Your assignment
Below are some records; write them all out again exactly.

Stored data
=== Section Start ===

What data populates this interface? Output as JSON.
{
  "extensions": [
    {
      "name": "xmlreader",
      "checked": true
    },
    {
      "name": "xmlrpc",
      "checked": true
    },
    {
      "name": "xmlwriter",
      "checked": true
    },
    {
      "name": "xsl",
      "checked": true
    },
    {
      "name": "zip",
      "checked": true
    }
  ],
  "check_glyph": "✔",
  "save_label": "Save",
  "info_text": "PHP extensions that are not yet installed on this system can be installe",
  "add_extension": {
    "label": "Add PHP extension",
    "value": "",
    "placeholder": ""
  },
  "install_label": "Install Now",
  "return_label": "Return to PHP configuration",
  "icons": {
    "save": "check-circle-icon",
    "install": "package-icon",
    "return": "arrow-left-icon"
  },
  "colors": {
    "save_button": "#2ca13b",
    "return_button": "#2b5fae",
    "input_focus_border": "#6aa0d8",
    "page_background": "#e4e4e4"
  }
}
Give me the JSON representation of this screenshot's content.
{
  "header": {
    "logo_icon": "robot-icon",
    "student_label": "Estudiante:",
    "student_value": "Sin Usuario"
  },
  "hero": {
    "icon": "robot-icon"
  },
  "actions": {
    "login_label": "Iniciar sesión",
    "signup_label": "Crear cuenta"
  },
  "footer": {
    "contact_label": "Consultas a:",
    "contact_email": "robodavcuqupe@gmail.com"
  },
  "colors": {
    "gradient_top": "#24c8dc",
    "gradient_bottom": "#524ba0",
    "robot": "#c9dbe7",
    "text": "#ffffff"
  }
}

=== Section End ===

Exercise solution
What data populates this interface? Output as JSON.
{
  "extensions": [
    {
      "name": "xmlreader",
      "checked": true
    },
    {
      "name": "xmlrpc",
      "checked": true
    },
    {
      "name": "xmlwriter",
      "checked": true
    },
    {
      "name": "xsl",
      "checked": true
    },
    {
      "name": "zip",
      "checked": true
    }
  ],
  "check_glyph": "✔",
  "save_label": "Save",
  "info_text": "PHP extensions that are not yet installed on this system can be installe",
  "add_extension": {
    "label": "Add PHP extension",
    "value": "",
    "placeholder": ""
  },
  "install_label": "Install Now",
  "return_label": "Return to PHP configuration",
  "icons": {
    "save": "check-circle-icon",
    "install": "package-icon",
    "return": "arrow-left-icon"
  },
  "colors": {
    "save_button": "#2ca13b",
    "return_button": "#2b5fae",
    "input_focus_border": "#6aa0d8",
    "page_background": "#e4e4e4"
  }
}
Give me the JSON representation of this screenshot's content.
{
  "header": {
    "logo_icon": "robot-icon",
    "student_label": "Estudiante:",
    "student_value": "Sin Usuario"
  },
  "hero": {
    "icon": "robot-icon"
  },
  "actions": {
    "login_label": "Iniciar sesión",
    "signup_label": "Crear cuenta"
  },
  "footer": {
    "contact_label": "Consultas a:",
    "contact_email": "robodavcuqupe@gmail.com"
  },
  "colors": {
    "gradient_top": "#24c8dc",
    "gradient_bottom": "#524ba0",
    "robot": "#c9dbe7",
    "text": "#ffffff"
  }
}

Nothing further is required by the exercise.